If there was one lesson brands should have learned from 2012, it was to steer clear of political controversy. From corporations like Chick-Fil-A, to nonprofits like Susan G. Komen for the Cure, to personal brands like Ted Nugent, the result of allowing politics to influence brand gestures in today’s hyper-reactive chatter-sphere seems to be precarious at best, and damaging at worst.
As far as singing shows go, there are plenty of factors that have led me to prefer The Voiceover, say, American Idol. To list a couple: the contestants can actually sing, while the judges are sometimes capable of semi-intelligent comments (with the notable exception of Christina Aguilera—more on this in a moment).
Should every experience be branded? Siegel+Gale’s experience guru, Thomas Mueller, defines a compelling brand experience as “that truly delightful moment when you realize a brand delivers on its promise repeatedly and consistently, because of an impeccable and invisible orchestration of people, interactions, and technology.”
Andreas Ruggie | August 27, 2012
It’s that time of year again—the dog days of summer, the last week of August, the calm before the storm. New Yorkers hit the Hamptons, Bostonians migrate to the Cape. All across the country, we seek those final, relaxing days of refuge and solace before Labor Day marks the return to reality.
The moment HBO entered my life was unforgettable. It was the early ‘80s when my parents first got a subscription, but I can still vividly remember watching the intro sequence for the first time; that iconic, 3-letter block flying through a fantastical cityscape before taking off into the night sky—a clear metaphor, thinking back now, of reaching for the stars.
What makes a compelling brand experience? It’s a question we ask ourselves here at Siegel+Gale every day. But with too many possible answers to fathom, I decided to go straight to the source and ask our own customer experience guru, Thomas Mueller, for a one-sentence response. Here’s what he said:
OK branding community and beyond, there’s something I need to talk about…Is it just me, or is it safe to say that Under Armour has quietly become ubiquitous in America today? It seems wherever you go—the airport, the movies, the park, EVERYWHERE—you’re bound to encounter that unbelievably simple yet somehow magnetic logo . Forget about the Nike swoosh or the Adidas three stripes; there’s a new athletic icon in town that’s quickly becoming the identity stamp of choice for today’s masses.

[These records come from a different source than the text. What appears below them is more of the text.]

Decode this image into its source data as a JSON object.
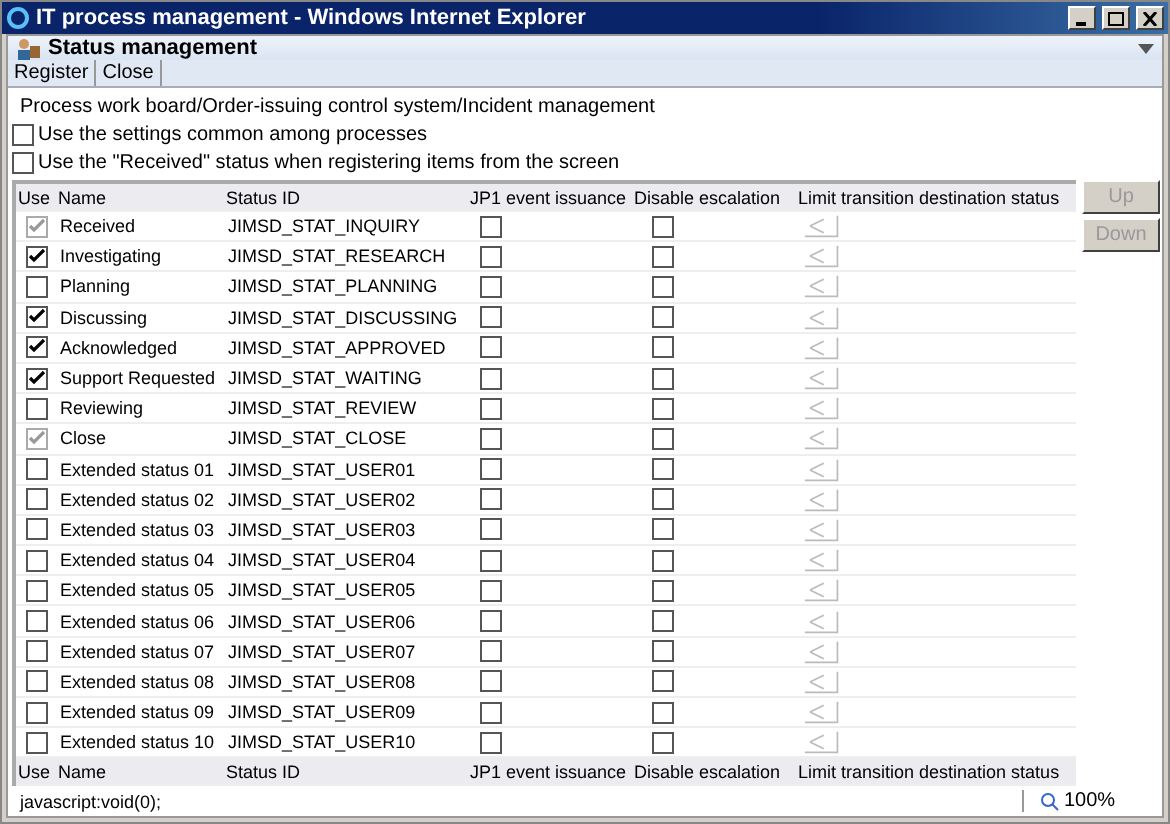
{
  "window": {
    "title": "IT process management - Windows Internet Explorer"
  },
  "page_title": "Status management",
  "toolbar": [
    "Register",
    "Close"
  ],
  "breadcrumb": "Process work board/Order-issuing control system/Incident management",
  "options": [
    {
      "label": "Use the settings common among processes",
      "checked": false
    },
    {
      "label": "Use the \"Received\" status when registering items from the screen",
      "checked": false
    }
  ],
  "table": {
    "columns": [
      "Use",
      "Name",
      "Status ID",
      "JP1 event issuance",
      "Disable escalation",
      "Limit transition destination status"
    ],
    "rows": [
      {
        "use": {
          "checked": true,
          "disabled": true
        },
        "name": "Received",
        "status_id": "JIMSD_STAT_INQUIRY",
        "jp1": false,
        "disable_escalation": false
      },
      {
        "use": {
          "checked": true,
          "disabled": false
        },
        "name": "Investigating",
        "status_id": "JIMSD_STAT_RESEARCH",
        "jp1": false,
        "disable_escalation": false
      },
      {
        "use": {
          "checked": false,
          "disabled": false
        },
        "name": "Planning",
        "status_id": "JIMSD_STAT_PLANNING",
        "jp1": false,
        "disable_escalation": false
      },
      {
        "use": {
          "checked": true,
          "disabled": false
        },
        "name": "Discussing",
        "status_id": "JIMSD_STAT_DISCUSSING",
        "jp1": false,
        "disable_escalation": false
      },
      {
        "use": {
          "checked": true,
          "disabled": false
        },
        "name": "Acknowledged",
        "status_id": "JIMSD_STAT_APPROVED",
        "jp1": false,
        "disable_escalation": false
      },
      {
        "use": {
          "checked": true,
          "disabled": false
        },
        "name": "Support Requested",
        "status_id": "JIMSD_STAT_WAITING",
        "jp1": false,
        "disable_escalation": false
      },
      {
        "use": {
          "checked": false,
          "disabled": false
        },
        "name": "Reviewing",
        "status_id": "JIMSD_STAT_REVIEW",
        "jp1": false,
        "disable_escalation": false
      },
      {
        "use": {
          "checked": true,
          "disabled": true
        },
        "name": "Close",
        "status_id": "JIMSD_STAT_CLOSE",
        "jp1": false,
        "disable_escalation": false
      },
      {
        "use": {
          "checked": false,
          "disabled": false
        },
        "name": "Extended status 01",
        "status_id": "JIMSD_STAT_USER01",
        "jp1": false,
        "disable_escalation": false
      },
      {
        "use": {
          "checked": false,
          "disabled": false
        },
        "name": "Extended status 02",
        "status_id": "JIMSD_STAT_USER02",
        "jp1": false,
        "disable_escalation": false
      },
      {
        "use": {
          "checked": false,
          "disabled": false
        },
        "name": "Extended status 03",
        "status_id": "JIMSD_STAT_USER03",
        "jp1": false,
        "disable_escalation": false
      },
      {
        "use": {
          "checked": false,
          "disabled": false
        },
        "name": "Extended status 04",
        "status_id": "JIMSD_STAT_USER04",
        "jp1": false,
        "disable_escalation": false
      },
      {
        "use": {
          "checked": false,
          "disabled": false
        },
        "name": "Extended status 05",
        "status_id": "JIMSD_STAT_USER05",
        "jp1": false,
        "disable_escalation": false
      },
      {
        "use": {
          "checked": false,
          "disabled": false
        },
        "name": "Extended status 06",
        "status_id": "JIMSD_STAT_USER06",
        "jp1": false,
        "disable_escalation": false
      },
      {
        "use": {
          "checked": false,
          "disabled": false
        },
        "name": "Extended status 07",
        "status_id": "JIMSD_STAT_USER07",
        "jp1": false,
        "disable_escalation": false
      },
      {
        "use": {
          "checked": false,
          "disabled": false
        },
        "name": "Extended status 08",
        "status_id": "JIMSD_STAT_USER08",
        "jp1": false,
        "disable_escalation": false
      },
      {
        "use": {
          "checked": false,
          "disabled": false
        },
        "name": "Extended status 09",
        "status_id": "JIMSD_STAT_USER09",
        "jp1": false,
        "disable_escalation": false
      },
      {
        "use": {
          "checked": false,
          "disabled": false
        },
        "name": "Extended status 10",
        "status_id": "JIMSD_STAT_USER10",
        "jp1": false,
        "disable_escalation": false
      }
    ],
    "footer_columns": [
      "Use",
      "Name",
      "Status ID",
      "JP1 event issuance",
      "Disable escalation",
      "Limit transition destination status"
    ]
  },
  "side_buttons": [
    {
      "label": "Up",
      "disabled": true
    },
    {
      "label": "Down",
      "disabled": true
    }
  ],
  "status_bar": {
    "text": "javascript:void(0);",
    "zoom": "100%"
  }
}
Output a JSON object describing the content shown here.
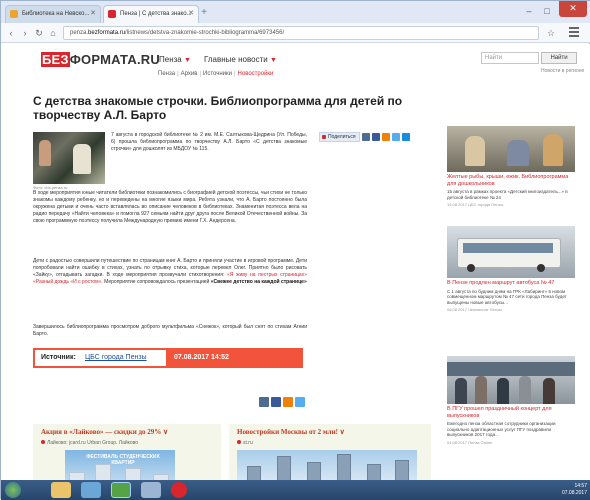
{
  "browser": {
    "tabs": [
      {
        "label": "Библиотека на Невско...",
        "active": false,
        "favicon_color": "#e9a52c"
      },
      {
        "label": "Пенза | С детства знако...",
        "active": true,
        "favicon_color": "#d7262d"
      }
    ],
    "new_tab_icon": "plus-icon",
    "url_prefix": "penza.",
    "url_domain": "bezformata.ru",
    "url_path": "/listnews/detstva-znakomie-strochki-bibliogramma/6973456/",
    "window_controls": [
      "–",
      "□",
      "✕"
    ]
  },
  "site": {
    "logo_red": "БЕЗ",
    "logo_rest": "ФОРМАТА.RU",
    "city": "Пенза",
    "news_menu": "Главные новости",
    "search_placeholder": "Найти",
    "search_button": "Найти",
    "top_link": "Новости в регионе",
    "breadcrumbs": [
      "Пенза",
      "Архив",
      "Источники",
      "Новостройки"
    ]
  },
  "article": {
    "title": "С детства знакомые строчки. Библиопрограмма для детей по творчеству А.Л. Барто",
    "photo_caption": "Фото: cbs.penza.ru",
    "intro": "7 августа в городской библиотеке № 2 им. М.Е. Салтыкова-Щедрина (Ул. Победы, 6) прошла библиопрограмма по творчеству А.Л. Барто «С детства знакомые строчки» для дошколят из МБДОУ № 115.",
    "p1": "В ходе мероприятия юные читатели библиотеки познакомились с биографией детской поэтессы, чьи стихи не только знакомы каждому ребенку, но и переведены на многие языки мира. Ребята узнали, что А. Барто постоянно была окружена детьми и очень часто вставлялась во описание человеков в библиотеках. Знаменитая поэтесса вела на радио передачу «Найти человека» и помогла 927 семьям найти друг друга после Великой Отечественной войны. За свою программную поэтессу получила Международную премию имени Г.Х. Андерсена.",
    "p2_a": "Дети с радостью совершили путешествие по страницам книг А. Барто и приняли участие в игровой программе. Дети попробовали найти ошибку в стихах, узнать по отрывку стиха, которые перевел Олег. Приятно было рисовать «Зайку», отгадывать загадки. В ходе мероприятия прозвучали стихотворения: ",
    "p2_links": "«Я живу на пестрых страницах» «Разный дождь «И с ростом»",
    "p2_b": ". Мероприятие сопровождалось презентацией ",
    "p2_bold": "«Свежее детство на каждой странице»",
    "p3": "Завершилось библиопрограмма просмотром доброго мультфильма «Снежок», который был снят по стихам Агнии Барто.",
    "share_label": "Поделиться",
    "share_icons": [
      {
        "name": "vk-share-icon",
        "color": "#4c6c91"
      },
      {
        "name": "fb-share-icon",
        "color": "#3b5998"
      },
      {
        "name": "ok-share-icon",
        "color": "#ee8208"
      },
      {
        "name": "twitter-share-icon",
        "color": "#55acee"
      },
      {
        "name": "mail-share-icon",
        "color": "#168de2"
      }
    ],
    "source_label": "Источник:",
    "source_value": "ЦБС города Пензы",
    "source_date": "07.08.2017  14:52",
    "bottom_share_icons": [
      {
        "name": "vk-icon",
        "color": "#4c6c91"
      },
      {
        "name": "fb-icon",
        "color": "#3b5998"
      },
      {
        "name": "ok-icon",
        "color": "#ee8208"
      },
      {
        "name": "twitter-icon",
        "color": "#55acee"
      }
    ]
  },
  "ads": [
    {
      "headline": "Акция в «Лайково» — скидки до 29% ∨",
      "sub": "Лайково: jcard.ru Urban Group. Лайково",
      "image_text": "ФЕСТИВАЛЬ СТУДЕНЧЕСКИХ КВАРТИР"
    },
    {
      "headline": "Новостройки Москвы от 2 млн! ∨",
      "sub": "st.ru"
    }
  ],
  "sidebar": [
    {
      "caption": "Желтые рыбы, крыши, ежик. Библиопрограмма для дошкольников",
      "desc": "15 августа в рамках проекта «Детский книгоиздатель...» в детской библиотеке № 24",
      "meta": "15.08.2017  ЦБС города Пензы"
    },
    {
      "caption": "В Пензе продлен маршрут автобуса № 47",
      "desc": "С 1 августа по будним дням на ГРК «Лабиринт» в новом совмещенном маршрутом № 47 сети города Пенза будет выпущены новые автобусы...",
      "meta": "08.08.2017  Чемпионат Пензы"
    },
    {
      "caption": "В ПГУ прошел праздничный концерт для выпускников",
      "desc": "Ежегодно пенза областная сотрудники организации социально адаптационных услуг ПГУ поздравили выпускников 2017 года...",
      "meta": "04.08.2017  Пенза Online"
    }
  ],
  "taskbar": {
    "start_icon": "windows-start-icon",
    "apps": [
      {
        "name": "explorer-taskbar-icon",
        "color": "#e9c46a"
      },
      {
        "name": "media-taskbar-icon",
        "color": "#6aa6d6"
      },
      {
        "name": "chrome-taskbar-icon",
        "color": "#56a246"
      },
      {
        "name": "app-taskbar-icon",
        "color": "#9cb5d3"
      },
      {
        "name": "opera-taskbar-icon",
        "color": "#d7262d"
      }
    ],
    "clock": "14:57",
    "date": "07.08.2017"
  }
}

With the new network television season in full swing, it’s been hard not to notice a particular penchant for brand nostalgia. The media has made much ado about primetime’s latest pair of memory-lane efforts, NBC’s The Playboy Club and ABC’s Pan Am (although in typical fashion that very same media has now universally panned the shows that it did so much to hype). Some say these series are just riding on the coattails of Mad Men and the cult-like fascination it has secured for everything ’60s (see Banana Republic’s Mad Men Collection—yikes!).
By now we’ve all heard about the latest ailment afflicting modern civilization, the insidious condition known as…Facebook Fatigue!!
Now don’t get me wrong—I think the staggering success of Facebook, with its three-quarters of a billion users amassed in just eight years, is truly one of the great business stories of our time. But considering how widespread and at times fuming the general malaise has become, it strikes me that Facebook might just be the least-loved popular brand in recent history.